• _INFORMATION PROVIDED_:

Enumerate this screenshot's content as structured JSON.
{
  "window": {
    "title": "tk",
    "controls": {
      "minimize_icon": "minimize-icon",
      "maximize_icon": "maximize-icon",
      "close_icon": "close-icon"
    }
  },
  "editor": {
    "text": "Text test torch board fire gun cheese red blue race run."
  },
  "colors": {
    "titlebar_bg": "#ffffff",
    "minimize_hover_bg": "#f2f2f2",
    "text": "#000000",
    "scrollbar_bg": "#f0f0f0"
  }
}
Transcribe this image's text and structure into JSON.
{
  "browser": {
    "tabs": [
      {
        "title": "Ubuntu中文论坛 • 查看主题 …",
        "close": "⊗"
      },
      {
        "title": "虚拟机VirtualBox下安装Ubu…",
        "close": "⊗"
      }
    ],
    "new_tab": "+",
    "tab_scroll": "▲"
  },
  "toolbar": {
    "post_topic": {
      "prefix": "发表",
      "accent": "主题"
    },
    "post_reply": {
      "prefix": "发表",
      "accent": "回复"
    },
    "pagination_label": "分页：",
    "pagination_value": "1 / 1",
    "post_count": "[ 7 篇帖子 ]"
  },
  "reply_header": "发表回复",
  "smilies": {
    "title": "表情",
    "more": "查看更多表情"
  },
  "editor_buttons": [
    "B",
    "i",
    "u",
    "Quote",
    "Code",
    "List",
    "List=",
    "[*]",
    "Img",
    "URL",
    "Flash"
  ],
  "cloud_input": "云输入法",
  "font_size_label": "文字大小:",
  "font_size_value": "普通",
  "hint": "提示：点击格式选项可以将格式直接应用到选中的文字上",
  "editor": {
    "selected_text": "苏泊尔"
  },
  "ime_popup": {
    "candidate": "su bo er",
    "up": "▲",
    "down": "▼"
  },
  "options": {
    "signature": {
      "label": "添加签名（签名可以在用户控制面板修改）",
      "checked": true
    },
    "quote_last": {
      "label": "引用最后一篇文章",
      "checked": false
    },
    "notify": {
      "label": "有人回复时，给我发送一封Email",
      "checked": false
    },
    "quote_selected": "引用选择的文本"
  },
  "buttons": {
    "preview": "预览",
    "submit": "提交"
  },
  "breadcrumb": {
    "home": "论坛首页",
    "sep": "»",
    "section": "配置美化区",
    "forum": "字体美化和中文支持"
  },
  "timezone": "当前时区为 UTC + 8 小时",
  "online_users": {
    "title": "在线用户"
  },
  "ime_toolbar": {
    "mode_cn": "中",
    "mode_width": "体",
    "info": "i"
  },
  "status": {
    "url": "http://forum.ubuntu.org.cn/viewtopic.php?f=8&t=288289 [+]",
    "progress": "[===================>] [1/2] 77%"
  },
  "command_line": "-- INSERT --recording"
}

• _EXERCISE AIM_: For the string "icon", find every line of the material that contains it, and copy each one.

• _TASK SOLUTION_:
      "minimize_icon": "minimize-icon",
      "maximize_icon": "maximize-icon",
      "close_icon": "close-icon"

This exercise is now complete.